Dear Friars, Benefactors, and Friends of the Franciscan Friars,
Greetings and prayers for an abundance of blessings at this solemn and sacred time. May He Who offered Himself to incredible suffering and death lift any fear and uncertainty from you at this moment in history.
As we offer many different prayers, it seems to me that Easter is a pivotal point in our lives both liturgically and spiritually. The times before and after Easter are very different from one another. The Lenten experience has elements of blame, sin, error, selfishness, and short-sightedness, to mention a few. There is the tug-of-war between God and man. God tries, again and again, to bring back the wayward with history repeating itself. God’s promise that His love will succeed is found throughout the Old Testament. Lent is a time for us to get on board with God better than we have ever done before.
With Easter God has prevailed. His plan and desire for salvation for all human beings is firmly in place. But it takes participation on our part to fulfill the plan. Our role is to say “yes” to God’s plan, to God’s forgiveness, to God’s love. I sense that there is a feeling that our efforts to get people on board with this have not been particularly successful. Fewer people are active in their faith; many have walked away from their faith; hopes for growth in the future are dim. This is in God’s hands and not our own.
For centuries, history groaned with an almost infinite agony waiting for redemption. Jesus suffered that infinite agony on the cross and brought forth an infinite ecstasy that will never disappear. The Easter season now celebrates joy, hope, forgiveness, infinite love, future glory, the support and strength from God, to mention a few elements.

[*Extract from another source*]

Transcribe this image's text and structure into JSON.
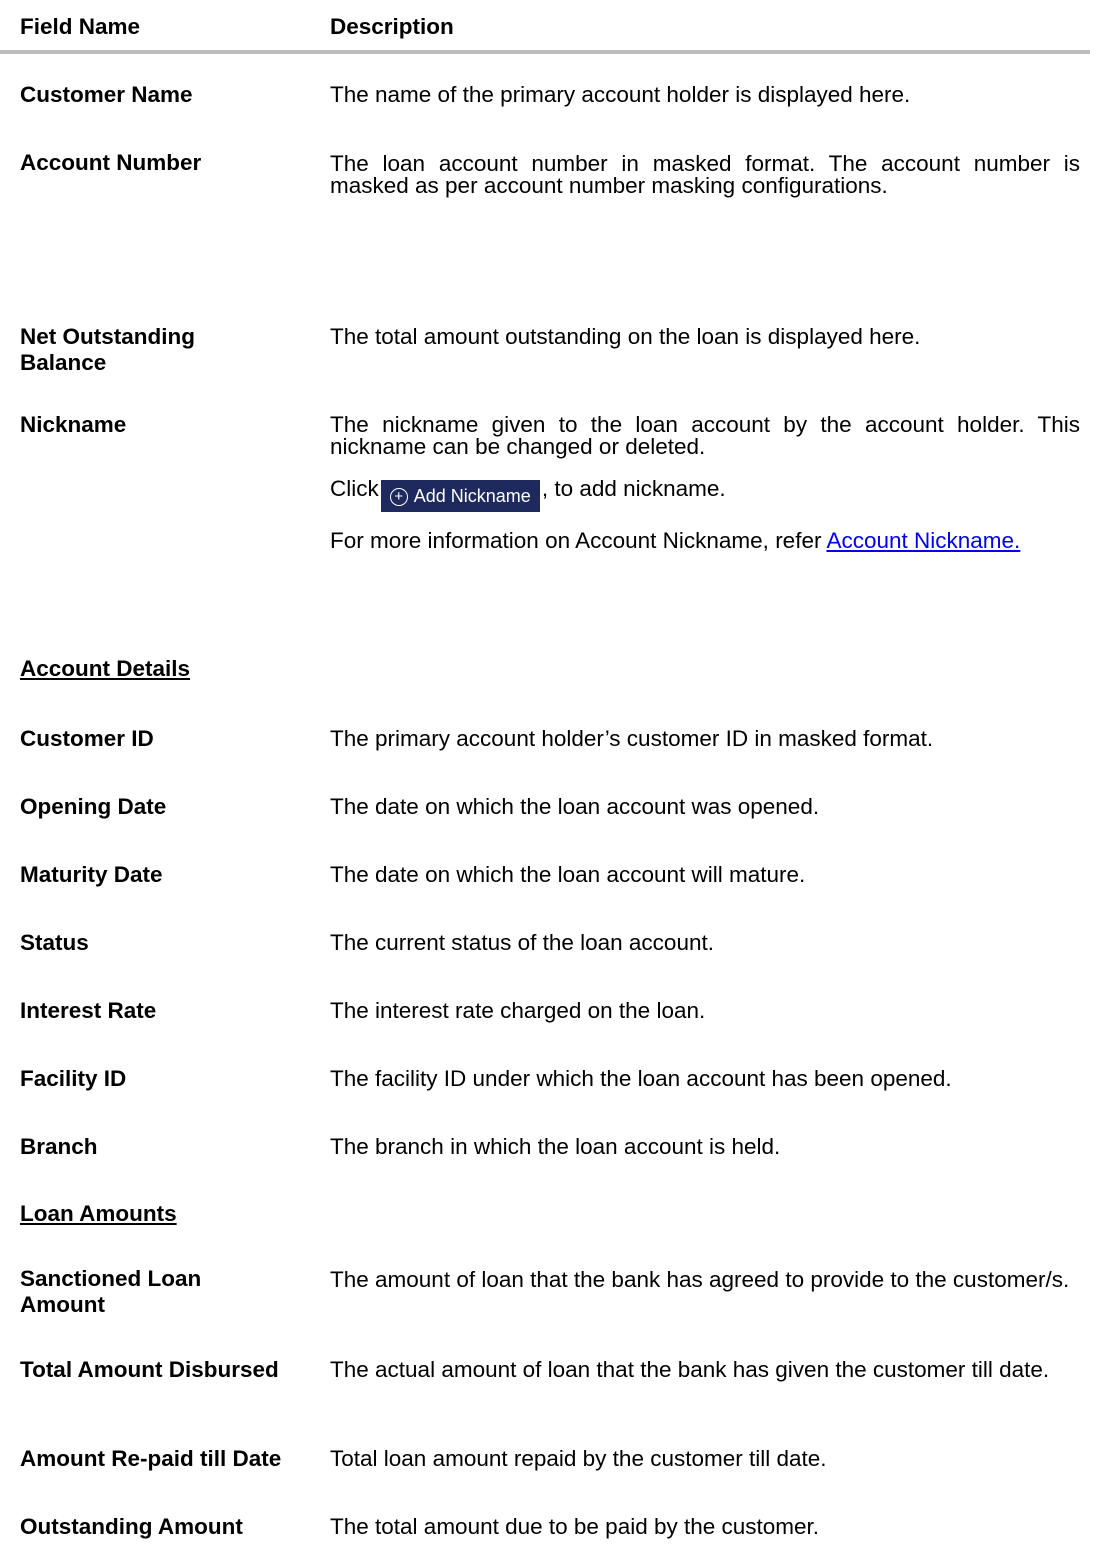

We need to remind ourselves that our task is to revel in the ecstasy given to us by God. That does not eliminate human suffering and confusion. Rather it gives context to the unfinished path ahead of us. We leave behind human imperfections when we die. In the meantime, we struggle with limited agony and with limited ecstasy.
And how do we find comfort in the imperfect lives that we experience? The answer lies in a charity that augments the charity of God in our world. We begin with fraternal charity. Then there is the charity that reaches beyond ourselves and our Franciscan communities.
Isn’t that what Francis did in reassessing his life? He took to heart the example of Christ at the Last Supper in serving the disciples. He picked up and carried the cross and the burden of suffering. He was hard on his human body (Brother Body). And he strove to enter as fully as possible into the ecstasy of God’s love by returning that love as best as he was able. May God give you the grace to do likewise.
It might help to remember the words of the prophet Hosea: “Let us return to the Lord. For it is He who has rent, but He will heal us; He has struck us, but He will bind our wounds. He will revive us after two days; on the third day He will raise us up, to live in His presence.”
May God pour forth His gifts of love, support, and care in abundance on each of you.